Whenever a file is marked as dirty, that is a resource associated with that file
has changed, the
format_file method will be called. The implementing class
needs to implement a method that takes the filename and an array of provider
instances associated with that file, and return a string. The method needs to
determine how that file should be written to disk and then return the contents.
This can be as complex as needed.
Under no conditions should implementing classes modify any files directly. No, seriously, don't do it. The Filemapper extension uses the built in methods for modifying files, which will back up changed files to the filebucket. This is for your own safety, so if you bypass this then you are on your own.
Storing state outside of resources
It's more or less expected that there will be no state outside of the provider
instances, but there are plenty of cases where this could be the case. For
instance, if one wanted to preserve the comments in a file but didn't directly
associate them with resource attributes, the
parse_file method can store data
in an instance variable, such as
@comments = my_list_of_comments. When
formatting the file, the implementing class can read the
and re-add that data to the content that will be written back.
Basically, you can store whatever data you need in these methods and pass things around to maintain more complex state.
Using this sort of operation of reading outside state, you can theoretically have multiple Filemapper extensions that work on shared files. By communicating the state between them, you can manage multiple different resources in one file. HOWEVER, this will require careful communication, so don't take this sort of thing lightly. However, I don't thing that anything else in Puppet can provide this sort of behavior. YMMV.
Why a mixin?
While the ParsedFile provider is supposed to be inherited, this class is a mixin and needs to be included. This is done because the Filemapper extension only adds behavior, and isn't really an object or entity in its own right. This way you can use the Filemapper extension while inheriting from something like the Puppet::Provider::Package provider.
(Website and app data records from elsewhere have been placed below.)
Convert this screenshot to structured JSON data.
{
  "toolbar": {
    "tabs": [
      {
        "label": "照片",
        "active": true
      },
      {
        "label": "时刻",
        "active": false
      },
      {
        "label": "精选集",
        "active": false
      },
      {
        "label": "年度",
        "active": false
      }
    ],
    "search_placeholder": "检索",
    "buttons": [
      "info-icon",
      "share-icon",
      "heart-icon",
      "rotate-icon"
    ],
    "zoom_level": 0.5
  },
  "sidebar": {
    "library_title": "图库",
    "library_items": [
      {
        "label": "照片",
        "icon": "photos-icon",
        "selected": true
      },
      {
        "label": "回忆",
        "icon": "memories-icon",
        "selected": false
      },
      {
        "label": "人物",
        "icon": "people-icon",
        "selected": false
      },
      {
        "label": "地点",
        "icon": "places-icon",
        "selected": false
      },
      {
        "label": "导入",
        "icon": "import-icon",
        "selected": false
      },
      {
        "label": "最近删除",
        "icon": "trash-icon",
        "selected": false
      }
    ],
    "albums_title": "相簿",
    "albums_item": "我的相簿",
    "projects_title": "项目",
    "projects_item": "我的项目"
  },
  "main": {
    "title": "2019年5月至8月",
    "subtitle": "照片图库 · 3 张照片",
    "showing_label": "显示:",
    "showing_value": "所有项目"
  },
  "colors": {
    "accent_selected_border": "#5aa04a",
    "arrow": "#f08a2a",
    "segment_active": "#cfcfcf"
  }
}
Managing Unix-ish systems generally means dealing with one of two things:
- Processes - starting them, stopping them, monitoring them, etc.
- Files - Creating them, editing, deleting them, specifying permissions, etc.
Puppet has pretty good support in the provider layer for running commands, but the file manipulation layer has been lacking. The long-standing approach for manipulating files has been to select one of the following, and hope for the best.
Shipping flat files to the client
File resource to ship flat files is a really common solution, and
it's very easy. It also has the finesse of a brick thrown through a window.
There is very little customizability here, aside from the array notation for
Using ERB templates to customize files
The File resource can also take a content field, to which you can pass the output of a template. This allows more sophistication, but not much. It also adds more of a burden to your master; template rendering happens on the master and if you're doing really crazy number crunching then this pain will be centralized.
Augeas is a very powerful tool that allows you to manipulate files, and the
Augeas type allows you to harness this inside of Puppet. However, it has a
rather byzantine syntax, and is dependent on lenses being available.
I personally love sed, but sed a file configuration management tool is not.
Using the ParsedFile provider
Puppet has a provider extension called the ParsedFile provider that's used to manipulate text like crontabs and so forth. It also uses a number of advanced features in puppet, which makes it quite powerful. However, it's incredibly complex, tightly coupled with the FileParsing utility language, has tons of obscure and undocumented hooks that are the only way to do complex operations, and is entirely record based which makes it unsuitable for managing files that have complex structure. While it has basic support for managing multiple files, basic is the indicative word.
The Filemapper extension has been designed as a lower level alternative to the ParsedFile.
The filemapper extension was largely extracted out of the puppet-network module. That code base should display the weird edge cases that this extension handles.